2023 looks to be a challenging year for the global economy, with global growth decelerating owing to monetary tightening and the Russia-Ukraine military conflict continuing to weigh on activity. Persistent inflation pressures, and now financial sector problems in the U.S. and Europe, are injecting additional uncertainty into an already complex economic landscape.
Against this somber backdrop, Asia-Pacific remains a dynamic region. Despite weakening external demand—such as the downturn in demand for tech exports towards the end of 2022—and monetary tightening, domestic demand has so far remained strong, with China’s reopening providing fresh impetus. Growth in Asia and the Pacific is projected to increase this year to 4.6%, up from 3.8% in 2022, an upgrade of 0.3% from the October 2022 World Economic Outlook. This means the region would contribute around 70% to global growth. Asia’s dynamism will be driven primarily by the recovery in China and resilient growth in India, while growth in the rest of Asia is expected to bottom out in 2023, in line with other regions.

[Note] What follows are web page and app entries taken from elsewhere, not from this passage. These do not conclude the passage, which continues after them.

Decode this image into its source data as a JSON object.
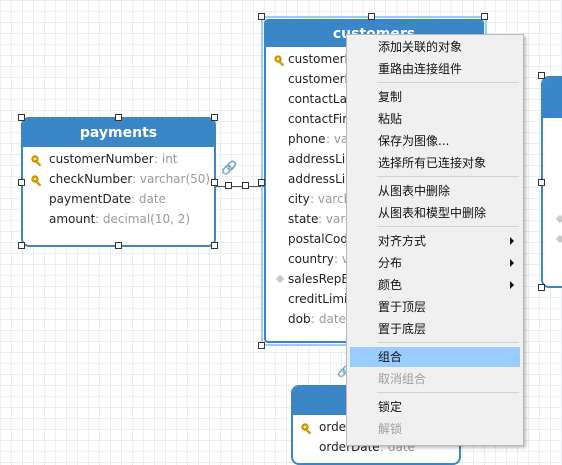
{
  "payments": {
    "title": "payments",
    "fields": [
      {
        "name": "customerNumber",
        "type": " : int",
        "icon": "key-icon"
      },
      {
        "name": "checkNumber",
        "type": " : varchar(50)",
        "icon": "key-icon"
      },
      {
        "name": "paymentDate",
        "type": " : date",
        "icon": ""
      },
      {
        "name": "amount",
        "type": " : decimal(10, 2)",
        "icon": ""
      }
    ]
  },
  "customers": {
    "title": "customers",
    "fields": [
      {
        "name": "customerN",
        "type": "",
        "icon": "key-icon"
      },
      {
        "name": "customerN",
        "type": "",
        "icon": ""
      },
      {
        "name": "contactLas",
        "type": "",
        "icon": ""
      },
      {
        "name": "contactFirs",
        "type": "",
        "icon": ""
      },
      {
        "name": "phone",
        "type": " : va",
        "icon": ""
      },
      {
        "name": "addressLin",
        "type": "",
        "icon": ""
      },
      {
        "name": "addressLin",
        "type": "",
        "icon": ""
      },
      {
        "name": "city",
        "type": " : varch",
        "icon": ""
      },
      {
        "name": "state",
        "type": " : varc",
        "icon": ""
      },
      {
        "name": "postalCod",
        "type": "",
        "icon": ""
      },
      {
        "name": "country",
        "type": " : v",
        "icon": ""
      },
      {
        "name": "salesRepE",
        "type": "",
        "icon": "diamond-icon"
      },
      {
        "name": "creditLimit",
        "type": "",
        "icon": ""
      },
      {
        "name": "dob",
        "type": " : date",
        "icon": ""
      }
    ]
  },
  "orders": {
    "fields": [
      {
        "name": "order",
        "type": "",
        "icon": "key-icon"
      },
      {
        "name": "orderDate",
        "type": " : date",
        "icon": ""
      }
    ]
  },
  "context_menu": {
    "items": [
      {
        "label": "添加关联的对象",
        "disabled": false,
        "submenu": false
      },
      {
        "label": "重路由连接组件",
        "disabled": false,
        "submenu": false
      },
      {
        "label": "复制",
        "disabled": false,
        "submenu": false
      },
      {
        "label": "粘贴",
        "disabled": false,
        "submenu": false
      },
      {
        "label": "保存为图像...",
        "disabled": false,
        "submenu": false
      },
      {
        "label": "选择所有已连接对象",
        "disabled": false,
        "submenu": false
      },
      {
        "label": "从图表中删除",
        "disabled": false,
        "submenu": false
      },
      {
        "label": "从图表和模型中删除",
        "disabled": false,
        "submenu": false
      },
      {
        "label": "对齐方式",
        "disabled": false,
        "submenu": true
      },
      {
        "label": "分布",
        "disabled": false,
        "submenu": true
      },
      {
        "label": "颜色",
        "disabled": false,
        "submenu": true
      },
      {
        "label": "置于顶层",
        "disabled": false,
        "submenu": false
      },
      {
        "label": "置于底层",
        "disabled": false,
        "submenu": false
      },
      {
        "label": "组合",
        "disabled": false,
        "submenu": false,
        "highlighted": true
      },
      {
        "label": "取消组合",
        "disabled": true,
        "submenu": false
      },
      {
        "label": "锁定",
        "disabled": false,
        "submenu": false
      },
      {
        "label": "解锁",
        "disabled": true,
        "submenu": false
      }
    ]
  },
  "colors": {
    "entity_header": "#3b86c6",
    "selection_border": "#99ccff",
    "menu_highlight": "#99ccff",
    "key_icon": "#e8a800"
  }
}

However, this dynamic Asian economic outlook does not imply that policymakers in the region can afford to be complacent. The pressures from diminished global demand will weigh on the outlook. Headline inflation has been easing, but remains above targets in most countries, while core inflation has proven to be sticky. Although spillovers from turmoil in the European and U.S. banking sectors have been limited thus far, vulnerabilities to global financial tightening and volatile market conditions, especially in the corporate and household sectors, remain elevated. Growth is expected to fall to 3.9% five years out, the lowest medium-term forecast in recent history, thus contributing to one of the lowest medium-term global growth forecasts since 1990.
Risks to the outlook are to the downside, reflecting the possibility of stickier global and regional price pressures, the disconnect between markets’ anticipation of monetary policy paths and major central banks’ communications, additional turmoil in global financial markets, adverse spillovers to the region from China’s medium-term growth slowdown, and deeper geo-economic fragmentation.
Monetary policy should remain tight until inflation falls durably back within target. The exceptions are China and Japan, where output is below potential and inflation expectations have stayed muted. Unless strains in financial markets increase and financial stability is at stake, central banks should separate monetary policy objectives from financial stability goals, using available tools aimed at addressing financial stability risks to allow them to continue to tighten policy to address inflationary pressures.
Elevated public debt and rising interest costs call for continued—and, in some cases accelerated—fiscal consolidation, which can also support the battle against inflation while protecting the vulnerable through targeted measures. Monitoring pockets of vulnerability linked to elevated debt burdens in the corporate and household sectors, and market risks and corporate credit risk exposure in the financial sector, is essential for safeguarding financial stability. Structural reforms are needed to improve growth potential, through innovation and digitalization; accelerate the green energy transition; reduce risks from fragmentation; and ensure food security.
In Vietnam, economic performance was strong in 2022 with growth reaching 8%, but the outlook for 2023 is more uncertain with heightened downside risks. Indeed, weak demand from key trading partners and real estate and corporate bond markets jitters have already started to take a toll on economic activity. Growth is therefore expected to slow to 5.8% in 2023, despite an expected pickup in public investment under the Program for Recovery and Development (PRD). Risks to the growth outlook are to the downside. Core inflation is expected to remain elevated in the short term, before gradually returning towards 4%.
In response to these challenges, macroeconomic policies need to be carefully calibrated, coordinated, and communicated to manage downside risks and alleviate policy trade-offs, especially between growth, inflation and financial stability. The State Bank of Vietnam (SBV) should continue relying on policy rates to contain inflation and avoid exchange rate pressures while ensuring well-functioning financial markets. Safeguarding financial stability remains a priority. Fiscal policy should be agile and targeted and implementing the public investment plan should be a priority. More decisive efforts at implementing structural reforms are needed to increase productivity and achieve sustained and inclusive growth.
(*) Francois Painchaud – IMF Resident Representative for Vietnam and Lao PDR.